Connect with HubSpot:
It’s with great pleasure, and a little bit of nervousness, that I announce the official availability of my new book, The End of Business as Usual.
Business, government, music, finance, publishing, everything is changing. We have a unique role in all of this as we are stakeholders in not only defining the need for change, but we are also responsible for leading transformation within our organizations. We are the architects, the mediators, and the sherpas to a new era of relevance and empowerment.
The End of Business as Usual explores the rise of the connected consumer, their effect on the bottom line, and how organizations can adapt to effectively compete for their attention, their business or contribution, and most importantly, their loyalty. The book examines how leading companies are finding success with connected customers. And, the lessons, case studies, and best practices contained within will help readers earn the support of organizational leaders by identifying growth opportunities and prioritizing where to invest time and resources. The result is creating an adaptive foundation for businesses to not only build relationships with connected customers, but improve customer AND employee relationships overall. As the subtitle states, we must rewire the way we work to succeed in what really is nothing short of a consumer revolution.
I would love your support and also your help in spreading the word. It’s an important book at an important time. It’s a new era of business and consumerism and YOU play a role in defining where it goes from here.
Click to order from your favorite bookstore…
Photo Credit: Ken Yeung
In preparation for the launch of my next book, I’m proud to share that v1 of the site is now live at EndofBusiness.com.
About the book:

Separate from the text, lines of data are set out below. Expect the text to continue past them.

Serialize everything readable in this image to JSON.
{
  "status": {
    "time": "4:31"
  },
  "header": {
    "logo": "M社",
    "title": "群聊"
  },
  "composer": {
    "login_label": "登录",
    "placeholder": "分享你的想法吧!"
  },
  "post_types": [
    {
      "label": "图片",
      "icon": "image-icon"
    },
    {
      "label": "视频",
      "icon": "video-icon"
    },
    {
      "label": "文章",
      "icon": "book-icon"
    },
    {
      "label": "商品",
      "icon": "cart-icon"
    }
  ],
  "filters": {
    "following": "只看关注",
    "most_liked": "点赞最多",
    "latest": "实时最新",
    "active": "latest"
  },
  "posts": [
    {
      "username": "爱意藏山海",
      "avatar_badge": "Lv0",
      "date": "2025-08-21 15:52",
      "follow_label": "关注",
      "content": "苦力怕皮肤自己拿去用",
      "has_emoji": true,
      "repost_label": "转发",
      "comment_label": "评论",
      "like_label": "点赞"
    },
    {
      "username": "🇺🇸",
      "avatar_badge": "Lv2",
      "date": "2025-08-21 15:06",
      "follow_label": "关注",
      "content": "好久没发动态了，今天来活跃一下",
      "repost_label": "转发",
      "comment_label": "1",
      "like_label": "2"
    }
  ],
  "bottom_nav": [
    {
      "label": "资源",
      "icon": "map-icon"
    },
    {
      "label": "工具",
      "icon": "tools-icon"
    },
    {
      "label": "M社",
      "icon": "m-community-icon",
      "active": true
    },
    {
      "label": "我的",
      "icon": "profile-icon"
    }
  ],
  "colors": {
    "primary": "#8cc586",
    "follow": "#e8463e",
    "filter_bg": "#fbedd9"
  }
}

TODAY’S BIGGEST TRENDS- the mobile web, social media, gamification, real-time- have forced us to rewire the way we think about and run our businesses. Consumers are creating a new digital culture, shifting business landscapes one tweet at a time. New networks have created an ever- expanding “egosystem,” in which everyday people believe their lives deserve 24-hour broadcasts. But now, we need to decipher the significance of this behavior and understand where the social and mobile web are headed. At the heart of all of this, a new breed of consumer is emerging—and they’re changing the very foundation of business.
The End of Business As Usual explores each layer of this complex consumer revolution that is changing the future of business, media, and culture. As consumers connect with one another, a vast and efficient information network takes shape and begins to steer experiences, decisions, and markets. It is nothing short of disruptive.
The End of Business as Usual is available for pre-order now.
Earlier this year, I announced that I was writing another book. I left clues here and there, but I had yet to officially announce the title or the focus of the book. The truth is that I didn’t want to give readers of Engage 2 the impression that I was ready to move on.
So finally, it is with great pleasure that I share with you the name and also the semi-final draft of the book’s cover.
Officially introducing, “The End of Business as Usual.”
An Excerpt from the Cover
The End of Business As Usual explores each layer of the complex consumer revolution that is changing the future of business, media, and culture. As consumers further connect with one another, a vast and efficient information network takes shape and begins to steer experiences, decisions, and markets. It is nothing short of disruptive.
The End of Business As Usual will change the way you view the world of business, from sales and marketing to customer service and product development to leadership and culture.
More to come…
Thank you once again for your support over the years and also thank you to the wonderful team at Wiley.